▶ _What you will do_:
Within the data below, determine how many lines contain "Inputs" and supply only that figure.
Start of Block
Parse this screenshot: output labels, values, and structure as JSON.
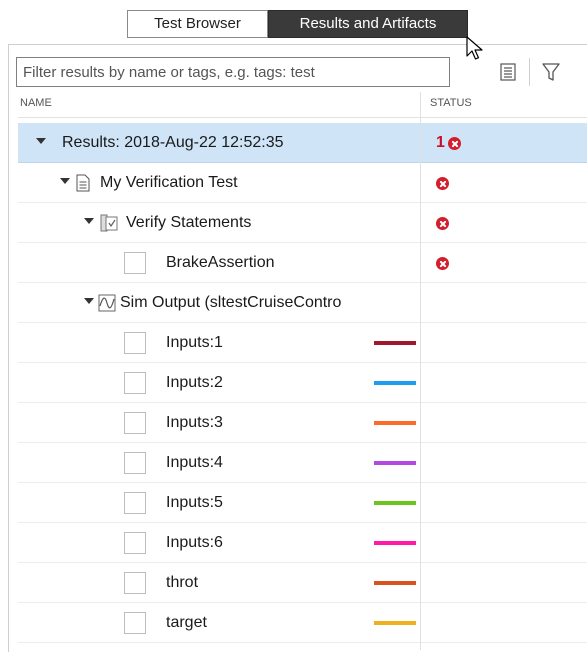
{
  "tabs": {
    "test_browser": "Test Browser",
    "results_artifacts": "Results and Artifacts"
  },
  "filter": {
    "placeholder": "Filter results by name or tags, e.g. tags: test"
  },
  "table": {
    "col_name": "NAME",
    "col_status": "STATUS"
  },
  "rows": {
    "results": {
      "label": "Results: 2018-Aug-22 12:52:35",
      "fail_count": "1"
    },
    "test": {
      "label": "My Verification Test"
    },
    "verify": {
      "label": "Verify Statements"
    },
    "brake": {
      "label": "BrakeAssertion"
    },
    "sim": {
      "label": "Sim Output (sltestCruiseContro"
    },
    "signals": [
      {
        "label": "Inputs:1",
        "color": "#a0182e"
      },
      {
        "label": "Inputs:2",
        "color": "#1f9bf0"
      },
      {
        "label": "Inputs:3",
        "color": "#ff6a2b"
      },
      {
        "label": "Inputs:4",
        "color": "#b04ae0"
      },
      {
        "label": "Inputs:5",
        "color": "#6cc51f"
      },
      {
        "label": "Inputs:6",
        "color": "#ff1aa8"
      },
      {
        "label": "throt",
        "color": "#d9531e"
      },
      {
        "label": "target",
        "color": "#edb120"
      }
    ]
  },
  "colors": {
    "selected_row": "#cfe5f7",
    "error": "#d11f2e",
    "active_tab": "#3a3a3a"
  }
}
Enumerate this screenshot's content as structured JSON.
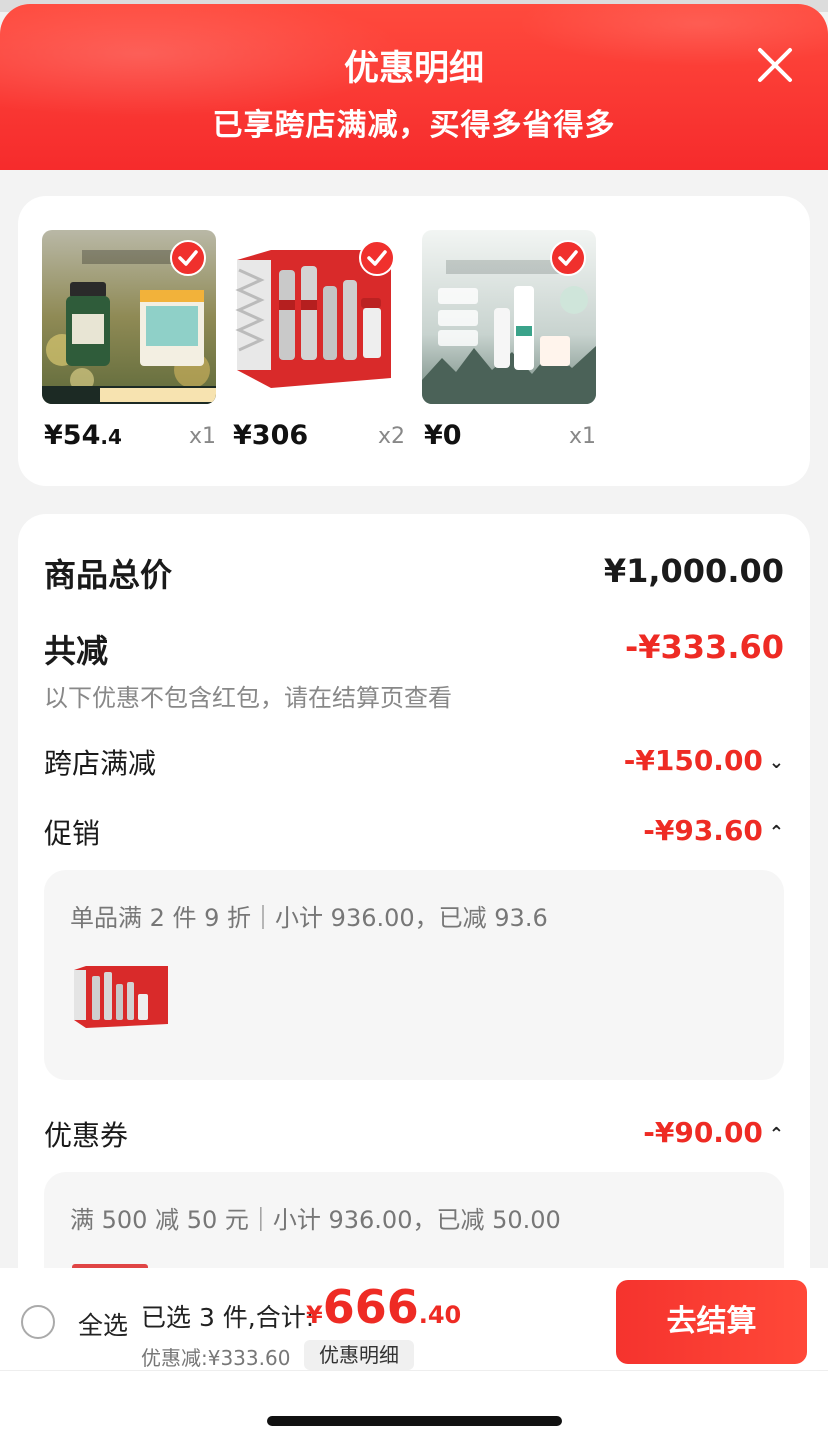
{
  "header": {
    "title": "优惠明细",
    "subtitle": "已享跨店满减，买得多省得多"
  },
  "products": [
    {
      "price_int": "¥54",
      "price_dec": ".4",
      "qty": "x1",
      "image": "essential-oil-product-image"
    },
    {
      "price_int": "¥306",
      "price_dec": "",
      "qty": "x2",
      "image": "skincare-gift-set-image"
    },
    {
      "price_int": "¥0",
      "price_dec": "",
      "qty": "x1",
      "image": "whitening-serum-image"
    }
  ],
  "summary": {
    "total_label": "商品总价",
    "total_value": "¥1,000.00",
    "reduced_label": "共减",
    "reduced_value": "-¥333.60",
    "reduced_note": "以下优惠不包含红包，请在结算页查看",
    "cross_store_label": "跨店满减",
    "cross_store_value": "-¥150.00",
    "promo_label": "促销",
    "promo_value": "-¥93.60",
    "promo_detail": "单品满 2 件 9 折｜小计 936.00，已减 93.6",
    "coupon_label": "优惠券",
    "coupon_value": "-¥90.00",
    "coupon_detail": "满 500 减 50 元｜小计 936.00，已减 50.00"
  },
  "bottom": {
    "select_all": "全选",
    "selected_text": "已选 3 件,合计:",
    "total_currency": "¥",
    "total_int": "666",
    "total_dec": ".40",
    "discount_text": "优惠减:¥333.60",
    "detail_button": "优惠明细",
    "checkout_button": "去结算"
  },
  "colors": {
    "accent": "#ee2b24",
    "header_red": "#f62b2c"
  }
}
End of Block
▶ _Result of the task_:
6